Among the records below, find the lines with the word "true" and copy them.

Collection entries
::::
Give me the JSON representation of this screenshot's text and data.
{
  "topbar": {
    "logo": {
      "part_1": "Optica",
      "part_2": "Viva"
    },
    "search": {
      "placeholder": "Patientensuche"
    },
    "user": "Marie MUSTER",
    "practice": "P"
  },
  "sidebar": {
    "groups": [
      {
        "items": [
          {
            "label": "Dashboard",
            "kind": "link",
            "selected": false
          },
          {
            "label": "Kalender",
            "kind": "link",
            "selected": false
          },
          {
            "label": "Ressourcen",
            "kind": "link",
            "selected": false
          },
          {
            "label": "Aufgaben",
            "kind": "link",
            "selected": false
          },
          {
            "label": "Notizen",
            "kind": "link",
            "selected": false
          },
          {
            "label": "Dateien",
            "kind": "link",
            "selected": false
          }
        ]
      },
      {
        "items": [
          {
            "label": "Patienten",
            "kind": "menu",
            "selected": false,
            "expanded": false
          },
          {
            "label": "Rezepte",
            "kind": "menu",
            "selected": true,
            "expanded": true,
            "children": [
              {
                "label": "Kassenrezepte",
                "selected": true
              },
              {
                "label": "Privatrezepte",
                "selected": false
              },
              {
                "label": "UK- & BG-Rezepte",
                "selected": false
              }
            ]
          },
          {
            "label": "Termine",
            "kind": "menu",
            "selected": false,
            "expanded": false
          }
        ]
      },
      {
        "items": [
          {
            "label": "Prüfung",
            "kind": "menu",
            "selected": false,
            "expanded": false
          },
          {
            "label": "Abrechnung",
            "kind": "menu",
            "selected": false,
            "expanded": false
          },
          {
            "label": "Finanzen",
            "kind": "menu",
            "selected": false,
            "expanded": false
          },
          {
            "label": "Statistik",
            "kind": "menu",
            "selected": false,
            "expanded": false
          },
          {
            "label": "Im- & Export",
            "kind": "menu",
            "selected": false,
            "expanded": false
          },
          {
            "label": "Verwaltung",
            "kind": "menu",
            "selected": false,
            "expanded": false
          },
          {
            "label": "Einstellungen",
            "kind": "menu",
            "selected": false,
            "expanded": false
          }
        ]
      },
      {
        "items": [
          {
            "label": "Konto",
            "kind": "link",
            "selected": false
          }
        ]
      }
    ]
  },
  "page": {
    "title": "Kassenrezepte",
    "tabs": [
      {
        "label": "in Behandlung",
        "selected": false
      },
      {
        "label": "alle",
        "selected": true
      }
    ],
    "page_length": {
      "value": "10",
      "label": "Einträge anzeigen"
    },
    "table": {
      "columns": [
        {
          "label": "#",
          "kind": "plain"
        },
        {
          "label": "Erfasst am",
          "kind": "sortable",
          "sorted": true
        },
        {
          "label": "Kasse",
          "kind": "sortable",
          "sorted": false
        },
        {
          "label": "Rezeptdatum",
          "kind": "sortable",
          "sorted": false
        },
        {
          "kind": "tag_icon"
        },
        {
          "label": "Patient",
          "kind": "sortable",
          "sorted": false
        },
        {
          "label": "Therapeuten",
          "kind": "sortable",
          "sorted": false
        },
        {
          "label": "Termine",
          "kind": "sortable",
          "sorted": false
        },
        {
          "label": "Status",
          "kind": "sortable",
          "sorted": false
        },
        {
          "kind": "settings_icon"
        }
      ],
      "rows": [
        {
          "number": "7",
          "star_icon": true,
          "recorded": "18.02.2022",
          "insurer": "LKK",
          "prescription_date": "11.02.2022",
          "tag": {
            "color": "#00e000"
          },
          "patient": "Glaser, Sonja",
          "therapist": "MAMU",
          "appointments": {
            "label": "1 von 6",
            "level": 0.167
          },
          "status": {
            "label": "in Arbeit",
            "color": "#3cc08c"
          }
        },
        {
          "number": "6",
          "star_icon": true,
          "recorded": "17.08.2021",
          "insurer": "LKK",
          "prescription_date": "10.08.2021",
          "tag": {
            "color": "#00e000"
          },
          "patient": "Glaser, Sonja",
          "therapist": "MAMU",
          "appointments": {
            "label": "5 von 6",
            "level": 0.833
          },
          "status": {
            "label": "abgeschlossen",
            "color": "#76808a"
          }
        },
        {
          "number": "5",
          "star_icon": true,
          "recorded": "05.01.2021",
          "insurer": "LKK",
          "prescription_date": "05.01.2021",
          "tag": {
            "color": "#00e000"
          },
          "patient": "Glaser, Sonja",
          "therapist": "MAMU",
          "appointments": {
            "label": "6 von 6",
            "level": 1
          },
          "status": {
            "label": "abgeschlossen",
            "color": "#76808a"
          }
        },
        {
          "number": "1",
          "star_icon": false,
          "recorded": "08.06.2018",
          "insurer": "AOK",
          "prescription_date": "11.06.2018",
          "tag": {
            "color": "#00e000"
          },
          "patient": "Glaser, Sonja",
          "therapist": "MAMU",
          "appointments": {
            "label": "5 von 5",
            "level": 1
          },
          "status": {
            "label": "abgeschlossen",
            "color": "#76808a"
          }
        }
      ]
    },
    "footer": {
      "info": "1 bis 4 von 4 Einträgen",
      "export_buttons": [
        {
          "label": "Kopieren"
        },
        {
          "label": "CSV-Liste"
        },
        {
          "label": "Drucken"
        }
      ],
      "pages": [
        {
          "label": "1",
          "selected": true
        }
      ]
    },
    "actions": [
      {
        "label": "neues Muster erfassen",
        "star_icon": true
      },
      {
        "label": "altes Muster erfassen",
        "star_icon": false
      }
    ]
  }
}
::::
▸ **Exercise response**:
            "selected": true,
            "expanded": true,
                "selected": true
        "selected": true
          "sorted": true
          "star_icon": true,
          "star_icon": true,
          "star_icon": true,
          "selected": true
        "star_icon": true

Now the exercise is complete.